What is a frame rule? How does it work? Why is it so important? We’ve got the answers for you right here.
What Is A Frame Rule?
Frame rules are essentially what the developers use to track time in the game, specifically in reference to loading the different levels in Super Mario Bros. Rather than tracking every single frame, which the NES likely wasn’t capable of doing, the developers would have the game refresh every certain number of frames, and this would loop continuously throughout the game.
How does this play out? In Super Mario Bros., the game refreshes every 21 frames; that window is considered a frame rule. This means that when Mario reaches the end of a level, how quickly the next level loads will depend on where he is in the frame rule; a player who reaches the end on frame 3 and a player who reaches the end on frame 19 will both be on the same frame rule.
Famed Mario speedrunner Darbian illustrates the concept with an analogy: Imagine a bus stop where a bus arrives every 21 frames. If Mario reaches a bus right before it leaves, he will immediately start the next level. However, if he just misses the bus, he will have to wait for the additional frames for the level to load.

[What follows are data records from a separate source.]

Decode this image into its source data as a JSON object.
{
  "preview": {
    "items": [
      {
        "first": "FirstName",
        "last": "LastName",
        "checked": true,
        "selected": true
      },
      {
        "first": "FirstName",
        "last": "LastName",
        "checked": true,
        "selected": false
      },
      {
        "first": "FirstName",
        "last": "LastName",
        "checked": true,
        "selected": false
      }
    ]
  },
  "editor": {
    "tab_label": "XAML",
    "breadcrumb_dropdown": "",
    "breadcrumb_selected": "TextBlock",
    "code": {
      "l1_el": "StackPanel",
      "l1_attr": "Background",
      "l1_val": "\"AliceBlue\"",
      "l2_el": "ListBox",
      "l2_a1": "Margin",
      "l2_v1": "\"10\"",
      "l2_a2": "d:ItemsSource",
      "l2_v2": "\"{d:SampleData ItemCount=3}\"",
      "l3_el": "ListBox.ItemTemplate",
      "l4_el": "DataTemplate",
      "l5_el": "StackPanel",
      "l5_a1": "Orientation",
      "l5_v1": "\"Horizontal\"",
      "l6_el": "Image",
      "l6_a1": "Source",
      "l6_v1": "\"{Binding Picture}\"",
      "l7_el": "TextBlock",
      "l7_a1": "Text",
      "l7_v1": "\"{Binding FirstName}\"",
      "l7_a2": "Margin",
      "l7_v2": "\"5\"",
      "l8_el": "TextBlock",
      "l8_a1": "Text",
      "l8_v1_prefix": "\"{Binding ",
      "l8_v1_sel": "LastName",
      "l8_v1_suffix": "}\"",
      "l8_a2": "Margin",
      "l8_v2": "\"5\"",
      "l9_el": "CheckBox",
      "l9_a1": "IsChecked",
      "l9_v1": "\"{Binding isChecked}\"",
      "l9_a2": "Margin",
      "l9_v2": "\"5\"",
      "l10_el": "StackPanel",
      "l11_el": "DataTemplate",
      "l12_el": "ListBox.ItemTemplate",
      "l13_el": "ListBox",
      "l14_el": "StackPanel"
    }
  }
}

How Do Frame Rules Affect Speedrunning?
The two major factors that frame rules play a role in are time and enemy patterns.
In regards to time, catching frame rules right at the refresh rate means that you won’t have to wait as long for the level to load. Additionally, frame rules can serve as a window for making up time; if a runner makes a mistake earlier in the level, but is still able to reach the end of the level in that 21-frame window, the runner will stay on the optimal frame rule despite being “technically” behind.
Frame rules are essential for determining enemy spawns and patterns. How Hammer Bros. react, the way fish maneuver in the water levels and how Bowser acts in each castle is determined by the frame rule a runner is on. As a result, speedrunners will base their runs on optimizing to stay on frame rules that allow them to constantly know what enemies will do and move around them accordingly.
In the world of top-level speedrunning, where world records are decided by frames, knowing frame rules inside and out, as well as how to maintain them during a run, is essential.
Why Is The Frame Rule Every 21 Frames?
There’s no clear cut answer for this; some say it was intended to be every 20 frames, and there was an off-by-one error in implementation.
The set amount of frames between refreshes in a frame rule are a decision made by developers. It would’ve been too much to check if the level was finished on every frame, especially in these older games on the NES. The 21-frames was a nice compromise that allows the game to avoid constantly refreshing to see if the level is finished while also not being so long so as to affect the players’ experience. After all, who wants to wait for load times in a speedrun?